REVIEW: GLASGOW GIRLS (Theatre Royal Stratford East) ★★★★
In 2010 director Cora Bissett saw a documentary called ‘Tales From the Edge’ and it was this that first introduced her to the ‘Glasgow Girls’; an incredibly tenacious and loyal bunch of schoolgirls who, alongside members of their close knit community, initially fought to stop one of their friends being deported back to Kosovo and ultimately changed the way that child asylum seekers are treated in Britain.
The ‘Glasgow Girls’ is a cracking, punchy and political piece of theatre and so SO relevant for audiences today. In no other time in history have more people been displaced due to persecution and conflict. In fact the UNHCR website states that in 2015 65.3 million, or one person in every 113 were forced to flee from their homes.
Using a mixture of narrative storytelling, song and direct address ‘Glasgow Girls’ personalises and tells the very personal tale of a fantastic group of human beings.
Different composers were approached to create a diverse range of songs for the piece. From the buoyant ‘We are the Glasgow Girls’ to the plaintive and beautiful ‘I Have a Dream’ to the grime electronica of ‘AT IT’ the songs reflect the diverse range of cultures that the story celebrates. However, as each of the songs is so distinct, with no running theme or thread the piece feels more like a play with music, rather than a musical. This is no bad thing though and gives the ‘Glasgow Girls’ an even more (if it is really needed) authentic edge.
The piece feels that it is pitched to speak directly to teenage audiences, although the story is universal the language and tone is particularly accessible, (I took along my Glaswegian friend who thought it far too tame to be wholly authentic!). ‘Glasgow Girls’ also has a seemingly didactic quality that would suggest it would work well for large school groups.
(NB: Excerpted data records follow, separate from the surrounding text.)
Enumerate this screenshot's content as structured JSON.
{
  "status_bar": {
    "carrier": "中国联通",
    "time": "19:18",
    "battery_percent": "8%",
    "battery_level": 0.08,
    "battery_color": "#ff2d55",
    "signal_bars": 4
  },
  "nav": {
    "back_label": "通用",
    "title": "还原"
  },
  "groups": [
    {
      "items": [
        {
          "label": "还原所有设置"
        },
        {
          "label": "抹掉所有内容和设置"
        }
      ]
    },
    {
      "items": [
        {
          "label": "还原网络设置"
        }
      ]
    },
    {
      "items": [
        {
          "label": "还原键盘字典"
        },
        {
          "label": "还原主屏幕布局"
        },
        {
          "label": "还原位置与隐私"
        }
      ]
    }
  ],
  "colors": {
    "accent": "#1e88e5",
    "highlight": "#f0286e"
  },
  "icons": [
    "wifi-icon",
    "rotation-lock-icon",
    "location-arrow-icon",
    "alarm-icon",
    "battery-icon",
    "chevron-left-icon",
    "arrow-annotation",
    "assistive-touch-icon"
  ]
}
It would be a wonderful text to study in English or Drama class with the resulting trip to the theatre to see it in its full glory. The questions asked, the cultures explored, the themes of family, friends and identity and the moral issues raised are all important and integral topics explored and discussed in secondary education.
The cast multi role, work fabulously together and are an excellent ensemble. Although the young girls themselves are the focus of the story, each of the characters are vital and each is key to the overall success of the piece. Particularly powerful were the warm and rousing vocals of Kara Swinney, especially when taking on the role of one of the mothers. Callum Cuthbertson was a delight as teacher Mr Girvan and hilarious as Scottish First Minister Jack McConnell. Terry Neason seemed a little underused in act I, but the pay off is her side splitting monologue at the start of act II, a double layered treat (and a gift for an actor) which she performs with aplomb.
Sound sometimes seemed to be an issue, particularly in the group numbers and for such a fluid piece of theatre there were far too many blackouts for my taste. The choreography, by Natasha Gilmore, could be particularly vigorous and this sometimes affected a few lines of dialogue in the following scenes, but, because of the nature of the piece, works. The set by Jessica Brettle was a multi level playground come concrete high rise and well used.
If you like a bloomin’ good story, full of honesty, heart and passionately told, you should go and see this. If you view refugees as ‘scroungers’ or just ‘out for what they can get’ you should go and see this. You might just learn something.
Reviewed by Byron Butler
Photo: Andrew Wilson
GLASGOW GIRLS is at the Theatre Royal in Stratford until 1st October, after that it is playing at Dundee Rep 12-15th October 2016